▸ **INSTRUCTIONS FOR THE TASK**:
Working from the listing below, pick each line containing the word "java" and copy it.

EXTRACTED DATA Block Start

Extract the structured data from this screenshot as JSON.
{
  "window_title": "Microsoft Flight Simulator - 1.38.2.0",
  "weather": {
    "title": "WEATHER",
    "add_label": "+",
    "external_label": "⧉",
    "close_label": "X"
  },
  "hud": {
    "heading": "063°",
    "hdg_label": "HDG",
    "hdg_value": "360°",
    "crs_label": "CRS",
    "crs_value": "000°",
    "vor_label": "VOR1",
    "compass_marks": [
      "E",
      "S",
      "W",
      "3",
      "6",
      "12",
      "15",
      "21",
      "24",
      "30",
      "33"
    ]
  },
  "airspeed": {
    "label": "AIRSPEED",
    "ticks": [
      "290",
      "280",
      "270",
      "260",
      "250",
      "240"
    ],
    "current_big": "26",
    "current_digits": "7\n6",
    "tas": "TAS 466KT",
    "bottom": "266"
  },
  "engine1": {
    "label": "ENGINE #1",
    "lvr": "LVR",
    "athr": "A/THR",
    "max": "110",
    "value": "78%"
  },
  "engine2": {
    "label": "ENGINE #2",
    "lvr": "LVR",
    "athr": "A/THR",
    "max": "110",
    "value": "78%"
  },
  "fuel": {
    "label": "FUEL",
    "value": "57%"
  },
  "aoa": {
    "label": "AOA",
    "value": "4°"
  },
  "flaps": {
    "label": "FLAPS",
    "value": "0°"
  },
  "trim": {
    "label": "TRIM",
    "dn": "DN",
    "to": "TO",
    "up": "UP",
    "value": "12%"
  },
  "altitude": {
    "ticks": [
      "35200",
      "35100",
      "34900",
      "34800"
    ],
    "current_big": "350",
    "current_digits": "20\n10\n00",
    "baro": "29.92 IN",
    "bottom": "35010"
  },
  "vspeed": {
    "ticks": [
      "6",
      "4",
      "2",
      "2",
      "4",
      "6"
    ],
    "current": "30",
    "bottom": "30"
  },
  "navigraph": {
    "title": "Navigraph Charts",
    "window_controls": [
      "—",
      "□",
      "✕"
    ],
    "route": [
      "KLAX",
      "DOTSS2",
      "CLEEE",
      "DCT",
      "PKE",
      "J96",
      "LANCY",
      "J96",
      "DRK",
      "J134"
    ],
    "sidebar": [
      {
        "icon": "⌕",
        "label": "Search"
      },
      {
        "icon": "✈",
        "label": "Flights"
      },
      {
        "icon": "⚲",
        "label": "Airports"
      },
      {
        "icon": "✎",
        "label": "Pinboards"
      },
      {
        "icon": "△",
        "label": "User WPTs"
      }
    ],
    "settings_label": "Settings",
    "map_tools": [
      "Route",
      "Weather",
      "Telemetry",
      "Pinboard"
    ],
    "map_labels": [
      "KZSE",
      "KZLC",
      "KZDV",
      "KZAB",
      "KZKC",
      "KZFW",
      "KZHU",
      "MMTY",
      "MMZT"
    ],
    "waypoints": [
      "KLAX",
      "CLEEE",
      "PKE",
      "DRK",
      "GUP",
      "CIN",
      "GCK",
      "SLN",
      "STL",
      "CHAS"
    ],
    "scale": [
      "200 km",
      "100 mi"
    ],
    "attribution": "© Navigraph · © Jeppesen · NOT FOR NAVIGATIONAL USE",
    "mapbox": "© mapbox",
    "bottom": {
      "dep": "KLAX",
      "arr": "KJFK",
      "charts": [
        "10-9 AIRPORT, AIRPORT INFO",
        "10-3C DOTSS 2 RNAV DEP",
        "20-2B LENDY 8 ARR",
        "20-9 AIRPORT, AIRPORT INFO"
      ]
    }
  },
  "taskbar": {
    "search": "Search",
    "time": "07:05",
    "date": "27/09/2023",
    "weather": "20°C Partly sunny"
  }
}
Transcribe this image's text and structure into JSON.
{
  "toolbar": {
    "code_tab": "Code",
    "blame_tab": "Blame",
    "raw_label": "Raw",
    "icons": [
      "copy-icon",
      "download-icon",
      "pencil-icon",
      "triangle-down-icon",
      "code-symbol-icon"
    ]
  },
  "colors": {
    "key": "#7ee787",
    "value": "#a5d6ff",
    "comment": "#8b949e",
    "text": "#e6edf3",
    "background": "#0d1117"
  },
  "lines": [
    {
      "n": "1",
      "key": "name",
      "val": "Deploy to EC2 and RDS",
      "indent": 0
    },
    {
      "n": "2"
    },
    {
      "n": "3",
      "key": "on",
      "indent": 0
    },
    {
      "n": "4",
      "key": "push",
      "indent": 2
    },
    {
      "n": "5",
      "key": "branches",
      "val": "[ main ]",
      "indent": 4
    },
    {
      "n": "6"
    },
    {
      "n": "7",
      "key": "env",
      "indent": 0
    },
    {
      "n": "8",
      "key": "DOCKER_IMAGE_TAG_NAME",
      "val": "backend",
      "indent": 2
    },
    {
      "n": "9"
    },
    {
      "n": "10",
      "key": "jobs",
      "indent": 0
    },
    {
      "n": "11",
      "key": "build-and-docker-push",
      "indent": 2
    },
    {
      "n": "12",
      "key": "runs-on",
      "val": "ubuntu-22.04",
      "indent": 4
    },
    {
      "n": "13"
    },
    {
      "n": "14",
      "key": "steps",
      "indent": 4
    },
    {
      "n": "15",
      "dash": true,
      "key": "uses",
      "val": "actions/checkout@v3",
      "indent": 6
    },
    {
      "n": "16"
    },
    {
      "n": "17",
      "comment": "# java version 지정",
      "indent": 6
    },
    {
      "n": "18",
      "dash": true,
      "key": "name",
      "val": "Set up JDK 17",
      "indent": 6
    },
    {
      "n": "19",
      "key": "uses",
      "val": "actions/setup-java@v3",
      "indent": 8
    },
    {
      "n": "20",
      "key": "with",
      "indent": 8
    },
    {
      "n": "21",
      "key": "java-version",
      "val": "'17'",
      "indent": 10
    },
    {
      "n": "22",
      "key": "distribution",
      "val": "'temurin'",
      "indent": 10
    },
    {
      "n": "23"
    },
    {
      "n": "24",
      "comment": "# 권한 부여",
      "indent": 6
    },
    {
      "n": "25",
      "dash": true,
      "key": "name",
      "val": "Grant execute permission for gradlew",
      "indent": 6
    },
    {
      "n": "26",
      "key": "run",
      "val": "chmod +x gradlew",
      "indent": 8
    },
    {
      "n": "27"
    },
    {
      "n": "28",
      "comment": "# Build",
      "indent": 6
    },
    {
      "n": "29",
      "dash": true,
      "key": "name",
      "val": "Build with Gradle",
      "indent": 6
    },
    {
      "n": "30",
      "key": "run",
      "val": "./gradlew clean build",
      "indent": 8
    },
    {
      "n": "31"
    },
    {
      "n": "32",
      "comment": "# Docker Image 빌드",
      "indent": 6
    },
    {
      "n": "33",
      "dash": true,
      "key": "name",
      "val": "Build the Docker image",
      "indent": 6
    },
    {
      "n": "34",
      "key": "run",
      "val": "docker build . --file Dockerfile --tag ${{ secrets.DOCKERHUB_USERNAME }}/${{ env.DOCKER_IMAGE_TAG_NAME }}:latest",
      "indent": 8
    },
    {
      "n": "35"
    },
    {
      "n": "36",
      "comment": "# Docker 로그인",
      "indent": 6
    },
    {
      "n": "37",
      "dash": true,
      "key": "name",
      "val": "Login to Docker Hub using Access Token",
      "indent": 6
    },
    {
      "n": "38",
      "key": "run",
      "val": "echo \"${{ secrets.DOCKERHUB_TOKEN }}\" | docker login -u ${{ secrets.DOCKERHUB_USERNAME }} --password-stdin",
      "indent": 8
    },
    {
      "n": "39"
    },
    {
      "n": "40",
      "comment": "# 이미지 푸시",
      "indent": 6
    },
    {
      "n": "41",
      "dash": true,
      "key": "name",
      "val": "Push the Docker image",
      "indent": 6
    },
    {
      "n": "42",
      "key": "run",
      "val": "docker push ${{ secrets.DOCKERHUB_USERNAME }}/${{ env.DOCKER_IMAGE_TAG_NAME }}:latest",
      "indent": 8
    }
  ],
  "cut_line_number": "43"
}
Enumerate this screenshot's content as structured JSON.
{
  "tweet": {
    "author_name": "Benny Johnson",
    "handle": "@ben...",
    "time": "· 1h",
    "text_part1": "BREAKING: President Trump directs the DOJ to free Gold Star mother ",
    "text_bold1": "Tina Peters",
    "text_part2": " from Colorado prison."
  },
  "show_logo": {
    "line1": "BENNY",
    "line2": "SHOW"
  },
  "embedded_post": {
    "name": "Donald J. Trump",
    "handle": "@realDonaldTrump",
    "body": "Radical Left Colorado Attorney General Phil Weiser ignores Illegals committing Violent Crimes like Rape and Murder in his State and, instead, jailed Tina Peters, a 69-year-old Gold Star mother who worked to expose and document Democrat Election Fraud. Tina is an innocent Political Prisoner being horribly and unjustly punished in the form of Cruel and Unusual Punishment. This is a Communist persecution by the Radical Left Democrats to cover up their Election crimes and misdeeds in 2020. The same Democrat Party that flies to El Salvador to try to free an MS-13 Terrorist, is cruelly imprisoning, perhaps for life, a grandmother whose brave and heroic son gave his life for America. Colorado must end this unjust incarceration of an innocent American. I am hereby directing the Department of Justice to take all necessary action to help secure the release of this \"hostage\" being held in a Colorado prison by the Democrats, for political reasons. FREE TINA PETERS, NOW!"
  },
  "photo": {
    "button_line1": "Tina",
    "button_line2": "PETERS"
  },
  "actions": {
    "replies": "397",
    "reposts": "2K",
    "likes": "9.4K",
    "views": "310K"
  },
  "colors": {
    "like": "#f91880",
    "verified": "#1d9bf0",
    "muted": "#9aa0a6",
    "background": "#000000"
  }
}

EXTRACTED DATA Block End

▸ **ANSWER AREA**:
      "comment": "# java version 지정",
      "val": "actions/setup-java@v3",
      "key": "java-version",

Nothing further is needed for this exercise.